As we approach International Women’s Day, Siddhant Pillai remembers Gangubai Hangal, the doyen of the Kirana gharana, who dared to scale the heights of music.

Born on this day into a “low-caste” fishing community in 1913, Gangubai Hangal fought caste and gender barriers to chisel a singing career that spanned more than seven decades.

She belonged to the Kirana Gharana, a stream of Hindustani Classical music that lays tremendous emphasis on melodiousness and sweetness of voice. Ironically, Gangubai’s singing couldn’t have been more different from her Gharana’s hallmarks, for it was characterized by power, laced with a marvelously masculine quality.
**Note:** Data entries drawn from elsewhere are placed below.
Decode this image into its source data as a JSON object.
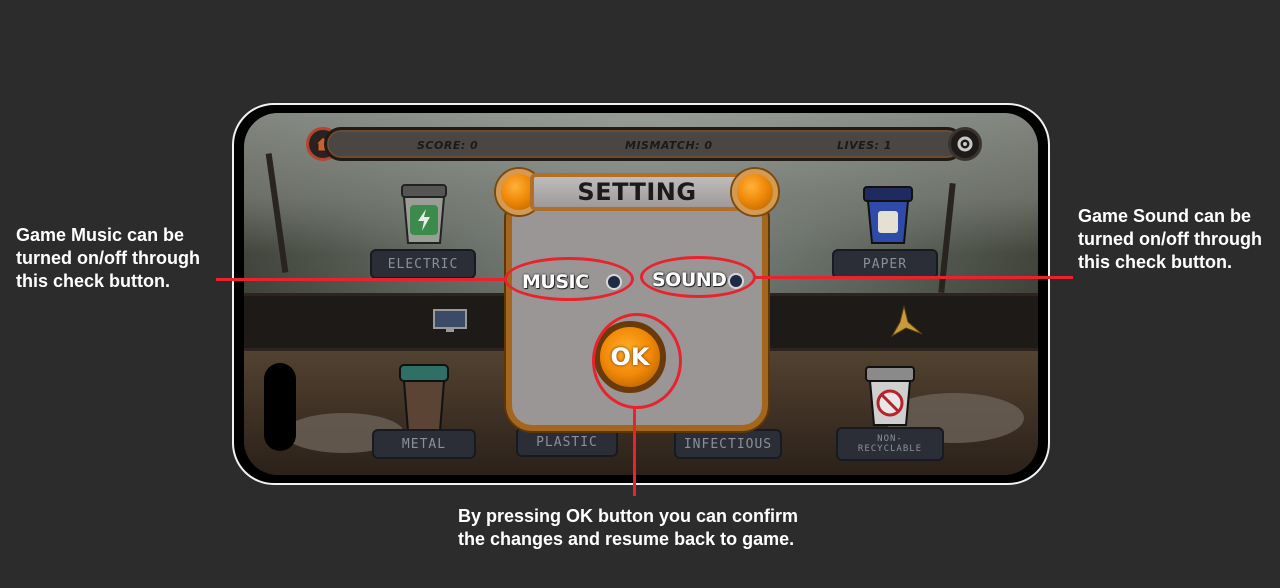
{
  "hud": {
    "score": "SCORE: 0",
    "mismatch": "MISMATCH: 0",
    "lives": "LIVES: 1",
    "home_icon": "home-icon",
    "settings_icon": "gear-icon"
  },
  "bins": {
    "top": [
      "ELECTRIC",
      "PAPER"
    ],
    "bottom": [
      "METAL",
      "PLASTIC",
      "INFECTIOUS",
      "NON-\nRECYCLABLE"
    ]
  },
  "dialog": {
    "title": "SETTING",
    "music_label": "MUSIC",
    "sound_label": "SOUND",
    "ok_label": "OK"
  },
  "annotations": {
    "music": "Game Music can be turned on/off through this check button.",
    "sound": "Game Sound can be turned on/off through this check button.",
    "ok": "By pressing OK button you can confirm the changes and resume back to game."
  },
  "colors": {
    "highlight": "#e8232e",
    "accent_orange": "#f08a08",
    "panel_grey": "#9a9696"
  }
}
The story behind Gangubai’s unique voice is, itself, a testimony to her determination towards becoming a musician. The androgynous timbre was not a natural gift, but a by-product of a surgery that had almost put an end to her career. While loss of voice would have compelled most singers to throw in the towel, Gangubai, like a true master, wielded her voice to serve her music again. After the throat operation, all she had to say about her voice was, “Now it is closer to my guru’s voice.”
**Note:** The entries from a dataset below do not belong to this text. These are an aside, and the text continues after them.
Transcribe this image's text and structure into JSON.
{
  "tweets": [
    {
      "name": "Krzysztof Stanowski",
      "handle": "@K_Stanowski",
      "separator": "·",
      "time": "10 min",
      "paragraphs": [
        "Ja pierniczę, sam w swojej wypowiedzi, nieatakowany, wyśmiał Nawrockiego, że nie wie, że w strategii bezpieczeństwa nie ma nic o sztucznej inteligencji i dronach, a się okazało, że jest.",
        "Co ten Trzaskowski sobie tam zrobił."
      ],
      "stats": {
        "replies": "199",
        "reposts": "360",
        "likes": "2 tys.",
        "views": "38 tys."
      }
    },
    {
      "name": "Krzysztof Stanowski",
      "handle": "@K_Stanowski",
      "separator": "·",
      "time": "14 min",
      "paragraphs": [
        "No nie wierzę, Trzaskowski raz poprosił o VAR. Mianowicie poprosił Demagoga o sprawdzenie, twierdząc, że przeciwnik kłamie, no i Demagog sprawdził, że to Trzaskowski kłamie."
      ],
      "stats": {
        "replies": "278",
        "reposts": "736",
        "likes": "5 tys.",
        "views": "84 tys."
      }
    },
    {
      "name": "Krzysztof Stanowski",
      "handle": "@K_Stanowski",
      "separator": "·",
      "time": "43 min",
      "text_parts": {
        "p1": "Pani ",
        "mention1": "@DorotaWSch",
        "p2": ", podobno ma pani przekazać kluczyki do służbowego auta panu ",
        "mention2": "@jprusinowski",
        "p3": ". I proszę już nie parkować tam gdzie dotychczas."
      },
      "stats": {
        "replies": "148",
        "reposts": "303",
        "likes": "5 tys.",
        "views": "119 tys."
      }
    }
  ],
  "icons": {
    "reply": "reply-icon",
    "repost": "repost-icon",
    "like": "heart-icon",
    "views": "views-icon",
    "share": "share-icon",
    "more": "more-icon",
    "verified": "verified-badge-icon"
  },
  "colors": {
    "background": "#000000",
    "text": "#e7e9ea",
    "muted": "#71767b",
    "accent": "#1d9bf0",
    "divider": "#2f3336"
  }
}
Gangubai’s guru was the great Sawai Gandharva, one of the foremost disciples of the Kirana Gharana founder, Ustad Abdul Karim Khan. Sawai Gandharva was a sought-after musician and was constantly on the move due to which Gangubai’s music lessons took place sporadically. It was only after he settled in Kundgol, about 20 odd kilometers from Gangubai’s hometown of Hubli, that her music study become more regular. This also meant that she had to travel every morning to Kundgol by train & return late at night. Gangubai recalls her guru as being a tough taskmaster, who would often light a candle, teach her a taan (a rapid melodic passage) and ask her to practice it till the candle burnt down.

Though her guru’s lessons were exacting, they were the least of Gangubai’s worries during her learning years. Unlike her fellow students Bhimsen Joshi and Basavaraj Rajguru, she was chided and ridiculed by upper-caste local boys for pursuing music, which was considered unbecoming of “good girls” in that era. Often they would throw water mixed with cow dung at her, and kick up a row whenever she practiced her singing. When asked of her days of struggle in an interview, she said “There are many artistes who claim that once they hold the tanpura all happiness and sorrow is forgotten. This has not been my experience. When I sit for riyaaz emotions well up. I can vividly remember the hardships I’ve been through … the worry of what the next day will bring in its wake.”

Her troubles only strengthened her resolve to pursue music in its purest form. Perhaps to ensure that no aspersions were cast on her character, she steadfastly refused to sing Thumris or Natya Sangeet (the musical domain traditionally reserved for courtesans), even going to the extent of saying that light classical music was not one of her strengths, and that her voice was more suited to singing only pure classical. She recalled, “”I remember a concert where the audience went on sending chits asking me to sing Marathi songs. I did namaskar and entreated them to listen to what I sing. My feeling moulds my music. If you kill that, my music ends.”

Gangubai’s music reflects the lofty standards she set for herself. In an era when musicians hankered after publicity, some even at the cost of their music, she maintained the integrity of her art. Her singing itself lacked the sweetness that one admired in Hirabai Barodekar’s music or the bewildering flawlessness of Kesarbai Kerkar’s artistry, but she made up for it by plumbing the depths of each raga and laying bare its mool bhava or core mood, which is the ultimate goal of a Hindustani musician.

With the passage of time, Gangubai’s unswerving devotion to her craft won her numerous laurels including the Padma Vibhushan, the second highest civilian award in the Republic of India. Though she was by no means a crowed puller, she amassed a small but fanatic fan base that knew they were in the presence of a greater force when Gangubai took to the stage – one hand covering an ear, her eyes tightly closed, her voice becoming a gateway to many enchanting worlds.